You can also peek into the layers that make up the roof. It’s almost all aluminum. The round design was meant to improve structural strength and energy efficiency, while the roof collected rainwater, and the central core provided ventilation (the windows didn’t open).
The Dymaxion House would have offered almost no privacy. The walls that separate the rooms don’t go all the way to the ceiling, so someone in one room would have heard everything that’s happening in the other rooms (except for the bathroom — it was made of two “stamped” copper bubbles, put together). The only “doors” separating the rooms were more like curtains that could be pulled closed.
But on the plus side, the house did have some innovative ideas — like cabinets with rotating shelves, allowing items in the back to spin around to the front for easy access.
Guests aren’t allowed to walk through the retro living room. Can you picture where you’d put the flat-screen TV? I guess Bucky wasn’t thinking that far ahead.
Your Place In Time
Of all the exhibits in the Henry Ford Museum, this one was the most depressing. Almost everything else I had seen on display had come from the distant past — distant, at least, for someone in his mid-30’s, who doesn’t have any concept of time before 1975. So imagine my shock as I walked through the “Your Place In Time” exhibit…
… arrived at the far end of the 1960-1979 display, and discovered that someone had put my old Snoopy telephone behind glass.
I realize that I grew up in a time before the internet, cell phones, and 500-channel cable TV. But c’mon, am I really old enough that my childhood should be on display in a museum?
It got worse as I headed over to the 1980’s display…
… where items like Swatches, a Nintendo Gameboy, a giant VCR, an Apple computer, an AOL floppy disk, and bulky cell phones were all on exhibit.
The electronic educational toy exhibit made me feel even older.
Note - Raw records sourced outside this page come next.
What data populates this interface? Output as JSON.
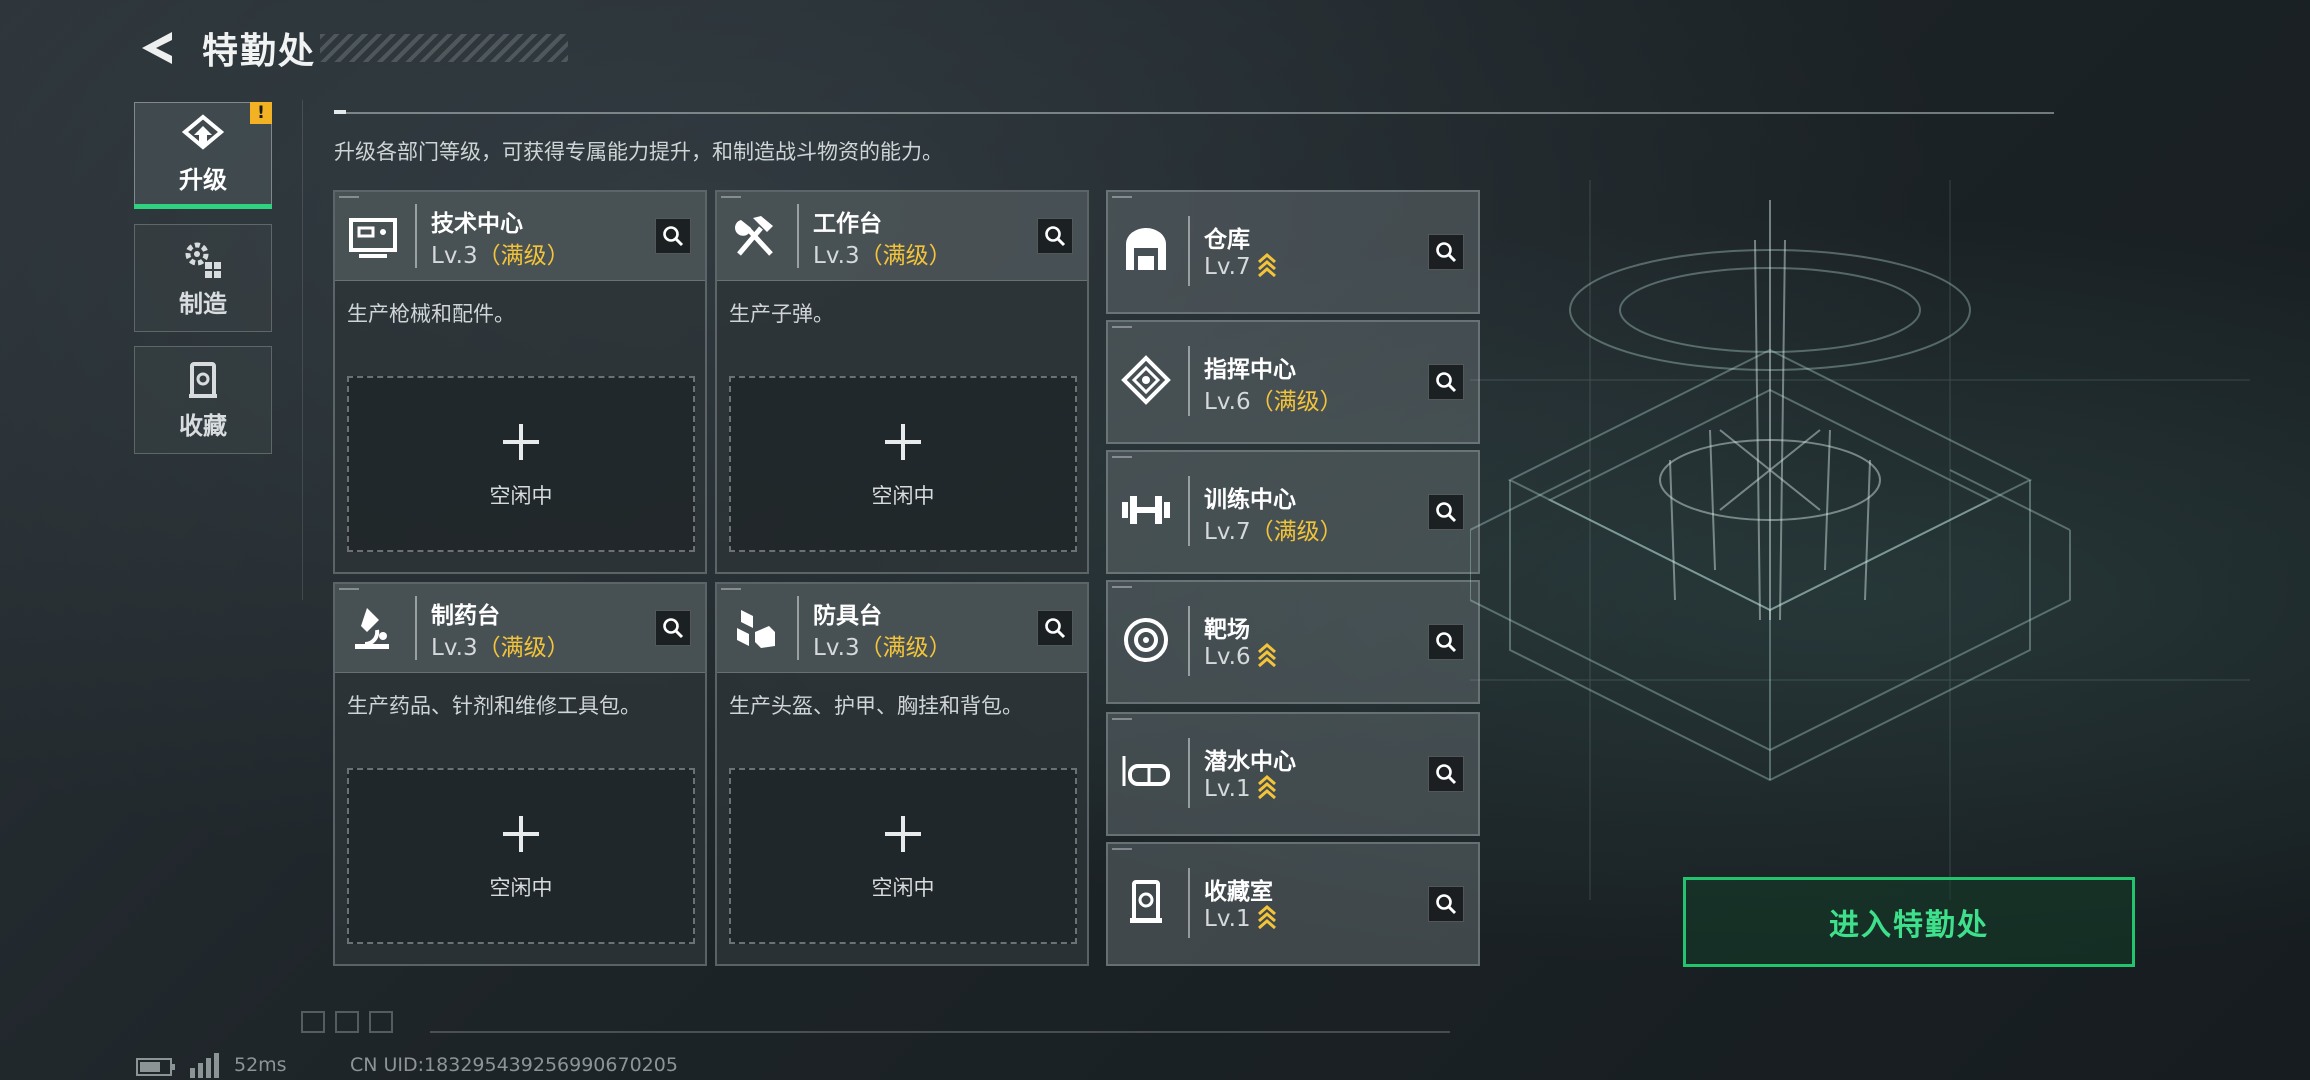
{
  "header": {
    "title": "特勤处",
    "back_icon": "back-arrow-icon"
  },
  "sidebar": {
    "tabs": [
      {
        "label": "升级",
        "icon": "upgrade-icon",
        "active": true,
        "badge": "!"
      },
      {
        "label": "制造",
        "icon": "gears-icon",
        "active": false
      },
      {
        "label": "收藏",
        "icon": "collection-icon",
        "active": false
      }
    ]
  },
  "description": "升级各部门等级，可获得专属能力提升，和制造战斗物资的能力。",
  "workshops": [
    {
      "name": "技术中心",
      "level": "Lv.3",
      "max": "（满级）",
      "desc": "生产枪械和配件。",
      "slot": "空闲中",
      "icon": "tech-center-icon"
    },
    {
      "name": "工作台",
      "level": "Lv.3",
      "max": "（满级）",
      "desc": "生产子弹。",
      "slot": "空闲中",
      "icon": "workbench-icon"
    },
    {
      "name": "制药台",
      "level": "Lv.3",
      "max": "（满级）",
      "desc": "生产药品、针剂和维修工具包。",
      "slot": "空闲中",
      "icon": "pharmacy-icon"
    },
    {
      "name": "防具台",
      "level": "Lv.3",
      "max": "（满级）",
      "desc": "生产头盔、护甲、胸挂和背包。",
      "slot": "空闲中",
      "icon": "armor-bench-icon"
    }
  ],
  "facilities": [
    {
      "name": "仓库",
      "level": "Lv.7",
      "max": "",
      "upgradable": true,
      "icon": "warehouse-icon"
    },
    {
      "name": "指挥中心",
      "level": "Lv.6",
      "max": "（满级）",
      "upgradable": false,
      "icon": "command-center-icon"
    },
    {
      "name": "训练中心",
      "level": "Lv.7",
      "max": "（满级）",
      "upgradable": false,
      "icon": "dumbbell-icon"
    },
    {
      "name": "靶场",
      "level": "Lv.6",
      "max": "",
      "upgradable": true,
      "icon": "target-icon"
    },
    {
      "name": "潜水中心",
      "level": "Lv.1",
      "max": "",
      "upgradable": true,
      "icon": "dive-mask-icon"
    },
    {
      "name": "收藏室",
      "level": "Lv.1",
      "max": "",
      "upgradable": true,
      "icon": "collection-room-icon"
    }
  ],
  "enter_button": "进入特勤处",
  "status_bar": {
    "ping": "52ms",
    "uid": "CN UID:183295439256990670205"
  },
  "colors": {
    "accent": "#2fd27f",
    "max_level": "#f3c43a",
    "warning": "#f2b224"
  }
}
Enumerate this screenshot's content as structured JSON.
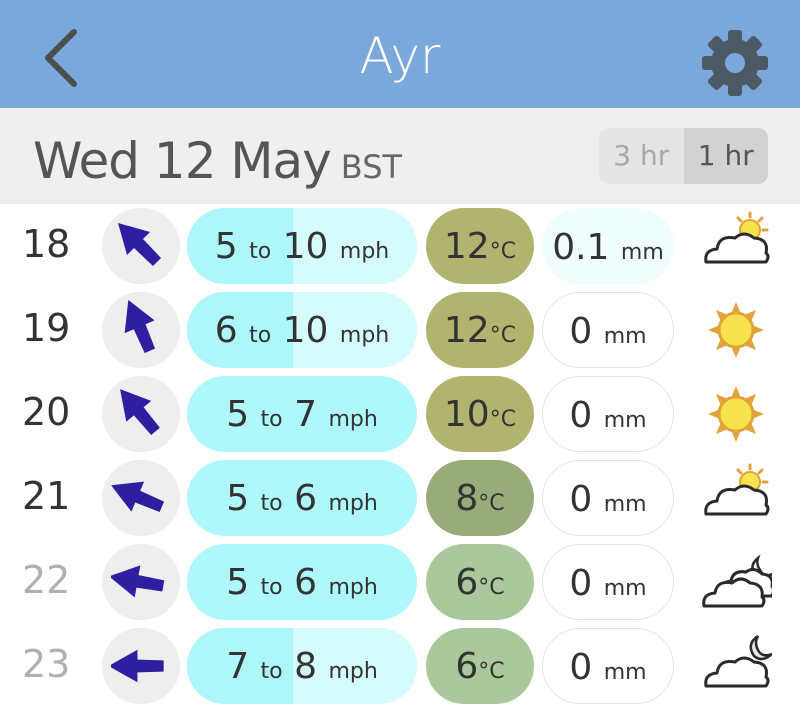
{
  "header": {
    "title": "Ayr",
    "back_icon": "chevron-left-icon",
    "settings_icon": "gear-icon",
    "color": "#7aa8da"
  },
  "date_bar": {
    "date": "Wed 12 May",
    "timezone": "BST",
    "interval_options": [
      "3 hr",
      "1 hr"
    ],
    "selected_interval": "1 hr"
  },
  "forecast": [
    {
      "hour": "18",
      "wind_from": "5",
      "wind_to": "10",
      "wind_unit": "mph",
      "wind_sep": "to",
      "temp": "12",
      "temp_unit": "°C",
      "rain": "0.1",
      "rain_unit": "mm",
      "weather_icon": "partly-cloudy-sun-icon",
      "temp_color": "#b0b46e"
    },
    {
      "hour": "19",
      "wind_from": "6",
      "wind_to": "10",
      "wind_unit": "mph",
      "wind_sep": "to",
      "temp": "12",
      "temp_unit": "°C",
      "rain": "0",
      "rain_unit": "mm",
      "weather_icon": "sun-icon",
      "temp_color": "#b0b46e"
    },
    {
      "hour": "20",
      "wind_from": "5",
      "wind_to": "7",
      "wind_unit": "mph",
      "wind_sep": "to",
      "temp": "10",
      "temp_unit": "°C",
      "rain": "0",
      "rain_unit": "mm",
      "weather_icon": "sun-icon",
      "temp_color": "#b0b46e"
    },
    {
      "hour": "21",
      "wind_from": "5",
      "wind_to": "6",
      "wind_unit": "mph",
      "wind_sep": "to",
      "temp": "8",
      "temp_unit": "°C",
      "rain": "0",
      "rain_unit": "mm",
      "weather_icon": "partly-cloudy-sun-icon",
      "temp_color": "#98ac7a"
    },
    {
      "hour": "22",
      "wind_from": "5",
      "wind_to": "6",
      "wind_unit": "mph",
      "wind_sep": "to",
      "temp": "6",
      "temp_unit": "°C",
      "rain": "0",
      "rain_unit": "mm",
      "weather_icon": "cloudy-night-icon",
      "temp_color": "#aac89c"
    },
    {
      "hour": "23",
      "wind_from": "7",
      "wind_to": "8",
      "wind_unit": "mph",
      "wind_sep": "to",
      "temp": "6",
      "temp_unit": "°C",
      "rain": "0",
      "rain_unit": "mm",
      "weather_icon": "partly-cloudy-moon-icon",
      "temp_color": "#aac89c"
    }
  ]
}
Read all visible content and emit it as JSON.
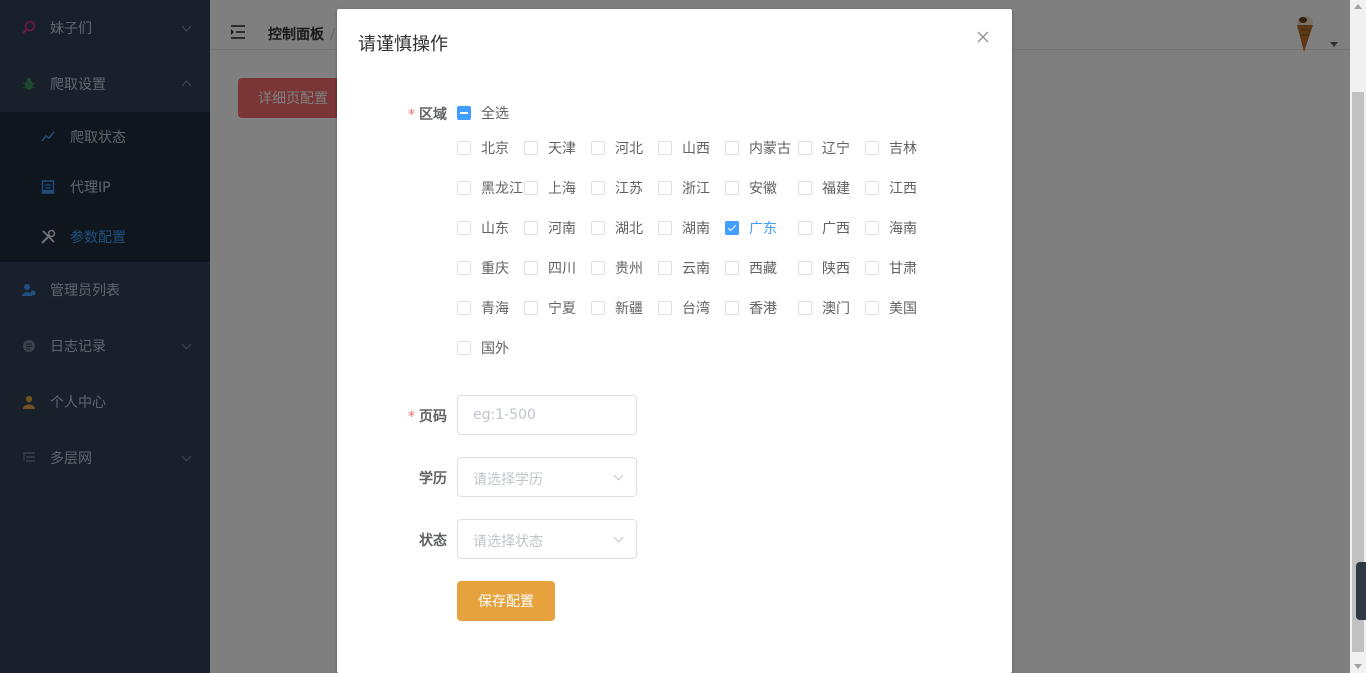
{
  "sidebar": {
    "items": [
      {
        "label": "妹子们",
        "icon": "search-icon",
        "expandable": true
      },
      {
        "label": "爬取设置",
        "icon": "bug-icon",
        "expandable": true,
        "expanded": true
      },
      {
        "label": "管理员列表",
        "icon": "user-group-icon"
      },
      {
        "label": "日志记录",
        "icon": "log-icon",
        "expandable": true
      },
      {
        "label": "个人中心",
        "icon": "person-icon"
      },
      {
        "label": "多层网",
        "icon": "tree-list-icon",
        "expandable": true
      }
    ],
    "submenu": [
      {
        "label": "爬取状态",
        "icon": "chart-line-icon"
      },
      {
        "label": "代理IP",
        "icon": "document-icon"
      },
      {
        "label": "参数配置",
        "icon": "tools-icon",
        "active": true
      }
    ]
  },
  "navbar": {
    "breadcrumb": "控制面板",
    "separator": "/"
  },
  "page": {
    "detail_button": "详细页配置"
  },
  "dialog": {
    "title": "请谨慎操作",
    "region_label": "区域",
    "select_all": "全选",
    "regions": [
      "北京",
      "天津",
      "河北",
      "山西",
      "内蒙古",
      "辽宁",
      "吉林",
      "黑龙江",
      "上海",
      "江苏",
      "浙江",
      "安徽",
      "福建",
      "江西",
      "山东",
      "河南",
      "湖北",
      "湖南",
      "广东",
      "广西",
      "海南",
      "重庆",
      "四川",
      "贵州",
      "云南",
      "西藏",
      "陕西",
      "甘肃",
      "青海",
      "宁夏",
      "新疆",
      "台湾",
      "香港",
      "澳门",
      "美国",
      "国外"
    ],
    "checked_regions": [
      "广东"
    ],
    "page_label": "页码",
    "page_placeholder": "eg:1-500",
    "education_label": "学历",
    "education_placeholder": "请选择学历",
    "status_label": "状态",
    "status_placeholder": "请选择状态",
    "save_button": "保存配置"
  },
  "colors": {
    "sidebar_bg": "#304156",
    "submenu_bg": "#1f2d3d",
    "active": "#409eff",
    "danger": "#f56c6c",
    "warning": "#e6a23c"
  }
}
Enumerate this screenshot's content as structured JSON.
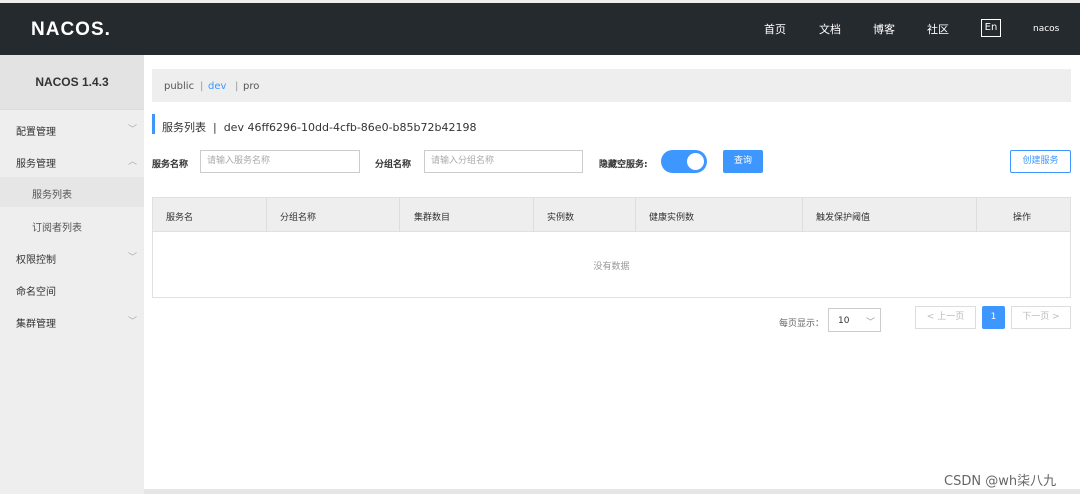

Of these seven items, I used four of them as a kid: the See ‘n Spell, Merlin, Simon, and Little Professor calculator.
Yes, there are boxes in my garage that contain genuine museum-worthy artifacts. My place in time, it turns out, is the 1980’s.
As depressed as I was, there was only one thing that could lift my spirits. A Wienermobile. I had no idea that the Oscar Mayer’s iconic vehicle wasn’t a new idea. The first one was made in 1936 — and this version dates back to 1952. Obviously, it’s a classic.
The Wienermobile sits in front of the Wienermobile Cafe, in the corner of the Henry Ford Museum. I’m willing to bet that hot dogs are the restaurant’s best sellers.
I didn’t hesitate for a moment, when I spotted one of the museum’s Mold-A-Rama machines, which would make me my own Wienermobile.
There it is, the chunk of freshly molded hot plastic, being shoveled into the hopper — well worth the $2 investment.
There is a lot more to see and experience at the Henry Ford Museum, so much that I can’t possibly tell you about all of it. Historic furniture is on display, along with agriculture equipment, and even a history of clocks (imagine that, there was a time — no pun intended — when people didn’t have a watch on their wrist or a digital alarm at their bedside!). You’ll have to visit, to see it all for yourself.
I had spent about half of my allotted 5 hours inside the museum. The rest would be devoted to the extraordinary “village” of historic houses Henry Ford assembled outside, in the neighboring Greenfield Village — our next stop.
[tmt_info =””]The Henry Ford Museum is open 7 days a week, 9:30 a.m. to 5 p.m. Greenfield Village has similar hours, but only during the summer — and during the shoulder seasons, it may only be open Friday-Sunday. A tour of the Ford Rouge Factory is available Monday through Saturday, with buses departing every 20 minutes, starting at 9:20 a.m. Admission to the Village + Museum or Factory is $29.50 for adults, $21 for children (2011 prices, check for updates here).[/tmt_info]